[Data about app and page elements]
Segment Open

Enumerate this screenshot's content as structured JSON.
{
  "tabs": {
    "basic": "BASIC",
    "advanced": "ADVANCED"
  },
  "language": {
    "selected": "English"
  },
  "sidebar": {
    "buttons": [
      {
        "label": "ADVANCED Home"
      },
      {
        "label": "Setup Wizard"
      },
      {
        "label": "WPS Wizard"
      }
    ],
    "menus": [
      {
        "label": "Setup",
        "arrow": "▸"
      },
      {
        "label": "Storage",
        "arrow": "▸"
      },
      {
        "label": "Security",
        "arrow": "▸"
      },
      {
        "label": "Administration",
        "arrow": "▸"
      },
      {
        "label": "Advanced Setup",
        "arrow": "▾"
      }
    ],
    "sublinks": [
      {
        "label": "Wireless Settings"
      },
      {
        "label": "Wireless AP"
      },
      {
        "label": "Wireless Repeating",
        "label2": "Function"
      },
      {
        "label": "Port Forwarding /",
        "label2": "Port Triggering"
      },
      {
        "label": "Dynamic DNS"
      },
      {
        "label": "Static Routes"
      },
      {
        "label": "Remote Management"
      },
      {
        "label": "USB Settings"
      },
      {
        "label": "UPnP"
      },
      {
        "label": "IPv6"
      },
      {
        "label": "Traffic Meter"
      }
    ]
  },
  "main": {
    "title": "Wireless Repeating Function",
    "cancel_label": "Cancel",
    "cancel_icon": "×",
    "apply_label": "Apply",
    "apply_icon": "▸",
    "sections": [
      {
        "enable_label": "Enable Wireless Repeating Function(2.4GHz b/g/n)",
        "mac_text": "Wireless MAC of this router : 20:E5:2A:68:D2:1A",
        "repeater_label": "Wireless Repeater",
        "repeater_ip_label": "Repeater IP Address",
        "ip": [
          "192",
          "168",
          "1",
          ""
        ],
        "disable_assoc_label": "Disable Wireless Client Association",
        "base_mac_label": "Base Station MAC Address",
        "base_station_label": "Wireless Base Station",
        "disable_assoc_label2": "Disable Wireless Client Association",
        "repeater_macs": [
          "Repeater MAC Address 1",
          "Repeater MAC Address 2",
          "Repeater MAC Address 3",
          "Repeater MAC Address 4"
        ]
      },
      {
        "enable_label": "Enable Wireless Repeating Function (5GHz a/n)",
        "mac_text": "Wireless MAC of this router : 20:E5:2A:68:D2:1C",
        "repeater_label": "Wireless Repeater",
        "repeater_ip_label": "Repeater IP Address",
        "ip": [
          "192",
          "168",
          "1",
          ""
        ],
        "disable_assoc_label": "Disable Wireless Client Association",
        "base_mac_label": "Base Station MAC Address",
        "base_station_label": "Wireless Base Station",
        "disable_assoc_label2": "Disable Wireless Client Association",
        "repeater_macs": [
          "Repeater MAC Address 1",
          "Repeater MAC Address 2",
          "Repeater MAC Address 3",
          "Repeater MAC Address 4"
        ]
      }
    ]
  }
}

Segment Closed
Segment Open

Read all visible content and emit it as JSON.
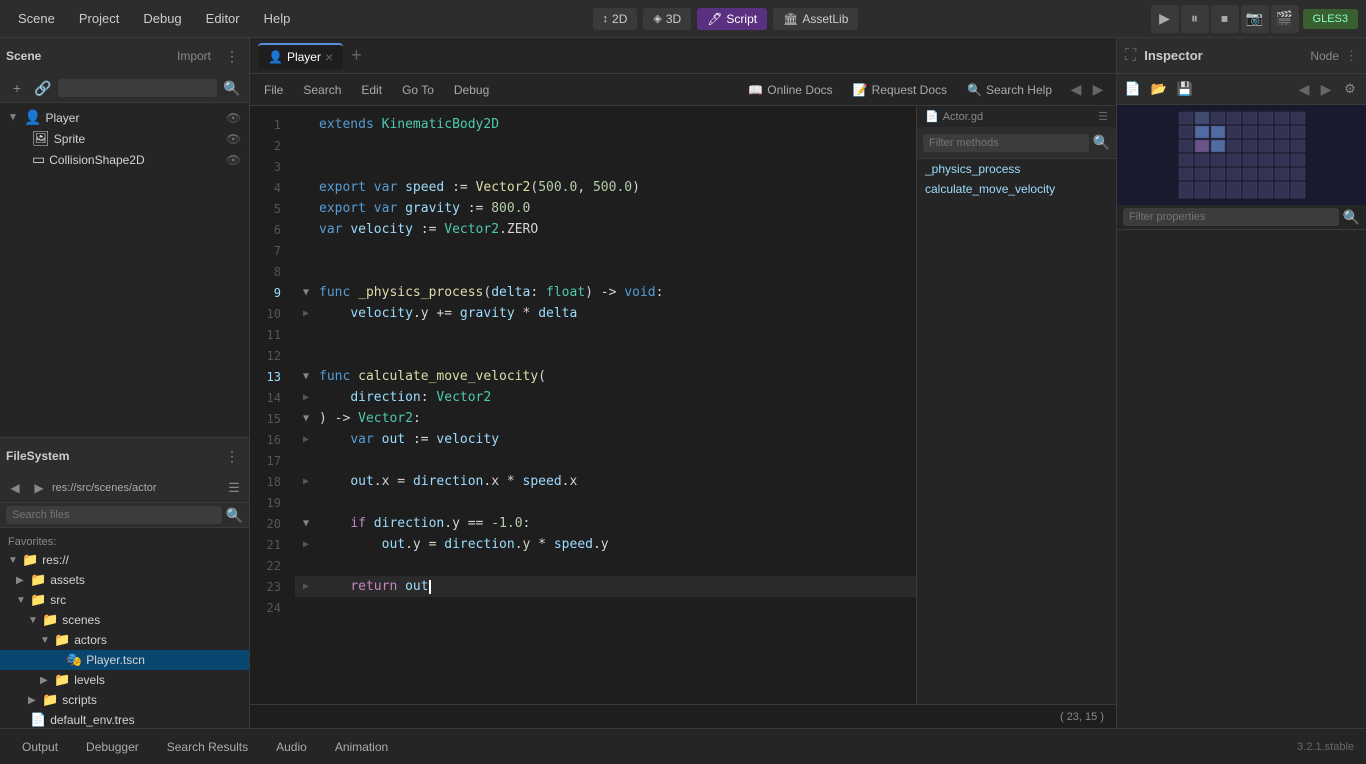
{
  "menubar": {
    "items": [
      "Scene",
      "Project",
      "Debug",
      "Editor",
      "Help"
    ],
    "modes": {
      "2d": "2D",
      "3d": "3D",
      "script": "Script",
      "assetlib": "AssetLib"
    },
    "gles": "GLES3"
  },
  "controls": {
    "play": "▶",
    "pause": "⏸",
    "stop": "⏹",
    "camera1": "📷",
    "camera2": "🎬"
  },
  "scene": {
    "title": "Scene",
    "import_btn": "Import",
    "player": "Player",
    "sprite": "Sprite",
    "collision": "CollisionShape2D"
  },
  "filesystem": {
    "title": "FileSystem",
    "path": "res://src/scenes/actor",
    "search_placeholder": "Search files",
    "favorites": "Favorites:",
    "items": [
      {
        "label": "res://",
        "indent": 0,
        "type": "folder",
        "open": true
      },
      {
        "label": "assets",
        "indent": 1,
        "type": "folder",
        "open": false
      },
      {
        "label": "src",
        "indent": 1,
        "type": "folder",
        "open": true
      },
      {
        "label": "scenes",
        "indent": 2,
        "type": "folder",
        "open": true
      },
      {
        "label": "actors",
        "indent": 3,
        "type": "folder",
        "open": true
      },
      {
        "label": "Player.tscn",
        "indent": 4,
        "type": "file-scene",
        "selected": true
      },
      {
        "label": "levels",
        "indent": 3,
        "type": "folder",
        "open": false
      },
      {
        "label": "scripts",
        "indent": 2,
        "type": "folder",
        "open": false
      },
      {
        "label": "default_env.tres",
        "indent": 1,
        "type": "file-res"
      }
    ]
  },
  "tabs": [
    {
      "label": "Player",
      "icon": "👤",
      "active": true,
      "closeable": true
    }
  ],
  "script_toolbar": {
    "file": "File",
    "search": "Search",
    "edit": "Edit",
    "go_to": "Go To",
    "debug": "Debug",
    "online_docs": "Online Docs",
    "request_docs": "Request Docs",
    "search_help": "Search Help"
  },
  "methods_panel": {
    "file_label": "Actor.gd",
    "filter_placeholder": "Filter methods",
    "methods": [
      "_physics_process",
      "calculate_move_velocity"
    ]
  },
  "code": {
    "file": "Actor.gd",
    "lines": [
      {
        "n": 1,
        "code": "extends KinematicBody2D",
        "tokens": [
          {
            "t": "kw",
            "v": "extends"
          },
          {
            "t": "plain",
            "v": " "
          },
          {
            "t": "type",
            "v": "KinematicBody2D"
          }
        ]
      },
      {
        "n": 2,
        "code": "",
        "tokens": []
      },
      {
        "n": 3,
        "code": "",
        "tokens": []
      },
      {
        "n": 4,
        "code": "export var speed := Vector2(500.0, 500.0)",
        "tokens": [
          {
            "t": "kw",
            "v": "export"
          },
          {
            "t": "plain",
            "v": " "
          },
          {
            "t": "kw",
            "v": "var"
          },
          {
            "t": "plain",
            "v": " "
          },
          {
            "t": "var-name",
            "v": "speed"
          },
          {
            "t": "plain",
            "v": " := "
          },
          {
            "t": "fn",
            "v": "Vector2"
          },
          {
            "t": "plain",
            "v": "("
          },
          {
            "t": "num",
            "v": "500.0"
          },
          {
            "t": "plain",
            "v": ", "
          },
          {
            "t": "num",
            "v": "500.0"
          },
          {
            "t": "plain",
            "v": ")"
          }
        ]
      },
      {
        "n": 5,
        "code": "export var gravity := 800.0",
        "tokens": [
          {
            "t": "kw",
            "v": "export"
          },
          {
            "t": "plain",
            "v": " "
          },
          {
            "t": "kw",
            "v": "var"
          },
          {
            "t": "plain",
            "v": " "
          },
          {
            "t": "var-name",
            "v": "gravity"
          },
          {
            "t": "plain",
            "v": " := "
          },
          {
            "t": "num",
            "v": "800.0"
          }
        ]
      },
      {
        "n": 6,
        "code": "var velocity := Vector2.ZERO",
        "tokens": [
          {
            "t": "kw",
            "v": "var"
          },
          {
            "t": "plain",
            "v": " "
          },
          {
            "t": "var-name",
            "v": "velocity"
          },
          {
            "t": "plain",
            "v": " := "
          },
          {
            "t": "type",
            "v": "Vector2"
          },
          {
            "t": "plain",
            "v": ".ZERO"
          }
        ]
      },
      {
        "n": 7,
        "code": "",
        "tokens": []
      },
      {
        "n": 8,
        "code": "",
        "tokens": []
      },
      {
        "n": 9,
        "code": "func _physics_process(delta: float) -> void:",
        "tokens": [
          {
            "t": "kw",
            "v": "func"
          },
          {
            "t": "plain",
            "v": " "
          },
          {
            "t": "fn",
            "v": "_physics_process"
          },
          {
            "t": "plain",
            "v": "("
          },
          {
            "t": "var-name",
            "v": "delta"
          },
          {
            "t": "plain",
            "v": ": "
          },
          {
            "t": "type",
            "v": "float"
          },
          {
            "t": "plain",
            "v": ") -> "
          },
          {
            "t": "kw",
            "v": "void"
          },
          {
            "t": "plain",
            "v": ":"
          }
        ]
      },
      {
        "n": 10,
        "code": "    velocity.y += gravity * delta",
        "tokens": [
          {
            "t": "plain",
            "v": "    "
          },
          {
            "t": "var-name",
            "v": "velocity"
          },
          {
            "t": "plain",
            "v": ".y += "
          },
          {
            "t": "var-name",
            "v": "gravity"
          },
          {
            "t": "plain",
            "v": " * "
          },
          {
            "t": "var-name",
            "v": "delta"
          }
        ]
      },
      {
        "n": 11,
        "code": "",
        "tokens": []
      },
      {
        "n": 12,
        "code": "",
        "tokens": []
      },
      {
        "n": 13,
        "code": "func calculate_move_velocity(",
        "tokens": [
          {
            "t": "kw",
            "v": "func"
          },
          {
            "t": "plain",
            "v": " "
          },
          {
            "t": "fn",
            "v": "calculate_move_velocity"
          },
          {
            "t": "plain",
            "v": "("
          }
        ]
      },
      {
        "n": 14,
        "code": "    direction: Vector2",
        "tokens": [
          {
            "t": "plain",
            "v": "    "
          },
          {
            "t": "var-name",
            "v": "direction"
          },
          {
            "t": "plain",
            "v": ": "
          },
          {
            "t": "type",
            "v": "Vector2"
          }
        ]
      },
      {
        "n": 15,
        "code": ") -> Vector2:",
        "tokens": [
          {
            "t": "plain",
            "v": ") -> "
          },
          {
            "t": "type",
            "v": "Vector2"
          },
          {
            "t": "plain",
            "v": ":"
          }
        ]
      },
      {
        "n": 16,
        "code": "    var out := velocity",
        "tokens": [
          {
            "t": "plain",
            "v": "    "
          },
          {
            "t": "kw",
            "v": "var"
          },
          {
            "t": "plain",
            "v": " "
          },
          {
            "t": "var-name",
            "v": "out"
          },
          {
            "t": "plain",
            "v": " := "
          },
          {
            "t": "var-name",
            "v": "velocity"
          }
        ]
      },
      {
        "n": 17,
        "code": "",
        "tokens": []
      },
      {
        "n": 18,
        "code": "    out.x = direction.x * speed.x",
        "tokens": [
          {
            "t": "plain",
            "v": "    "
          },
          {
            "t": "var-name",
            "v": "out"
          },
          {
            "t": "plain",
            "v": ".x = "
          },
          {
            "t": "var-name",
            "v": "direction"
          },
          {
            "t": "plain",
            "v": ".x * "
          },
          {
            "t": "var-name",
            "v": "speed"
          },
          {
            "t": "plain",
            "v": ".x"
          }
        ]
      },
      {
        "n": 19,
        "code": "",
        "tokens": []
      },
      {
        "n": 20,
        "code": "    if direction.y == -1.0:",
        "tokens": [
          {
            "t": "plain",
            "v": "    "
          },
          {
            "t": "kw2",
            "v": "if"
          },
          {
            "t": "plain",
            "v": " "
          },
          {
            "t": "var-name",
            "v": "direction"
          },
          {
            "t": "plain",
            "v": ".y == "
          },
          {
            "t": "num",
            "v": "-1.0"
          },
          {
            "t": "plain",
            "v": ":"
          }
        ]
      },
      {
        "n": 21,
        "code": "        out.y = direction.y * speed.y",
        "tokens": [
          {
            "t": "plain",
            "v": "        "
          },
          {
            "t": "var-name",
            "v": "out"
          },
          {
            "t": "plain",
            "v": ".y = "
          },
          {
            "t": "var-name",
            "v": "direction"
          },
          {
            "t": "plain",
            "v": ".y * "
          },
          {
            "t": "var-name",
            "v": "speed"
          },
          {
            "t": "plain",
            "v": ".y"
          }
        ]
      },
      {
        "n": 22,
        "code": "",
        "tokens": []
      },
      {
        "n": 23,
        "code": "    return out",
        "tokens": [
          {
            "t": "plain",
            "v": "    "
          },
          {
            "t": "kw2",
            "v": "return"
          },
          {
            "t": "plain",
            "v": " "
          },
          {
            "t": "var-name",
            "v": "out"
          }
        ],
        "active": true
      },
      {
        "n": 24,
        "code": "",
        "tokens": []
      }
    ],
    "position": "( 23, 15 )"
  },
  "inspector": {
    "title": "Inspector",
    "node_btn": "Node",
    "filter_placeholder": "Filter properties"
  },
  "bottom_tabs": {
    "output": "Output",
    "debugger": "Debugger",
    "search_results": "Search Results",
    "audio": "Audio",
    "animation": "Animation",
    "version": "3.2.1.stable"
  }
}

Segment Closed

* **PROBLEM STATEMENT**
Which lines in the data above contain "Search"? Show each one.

* **ANSWER FOR THIS EXERCISE**
    "search_placeholder": "Search files",
    "search": "Search",
    "search_help": "Search Help"
    "search_results": "Search Results",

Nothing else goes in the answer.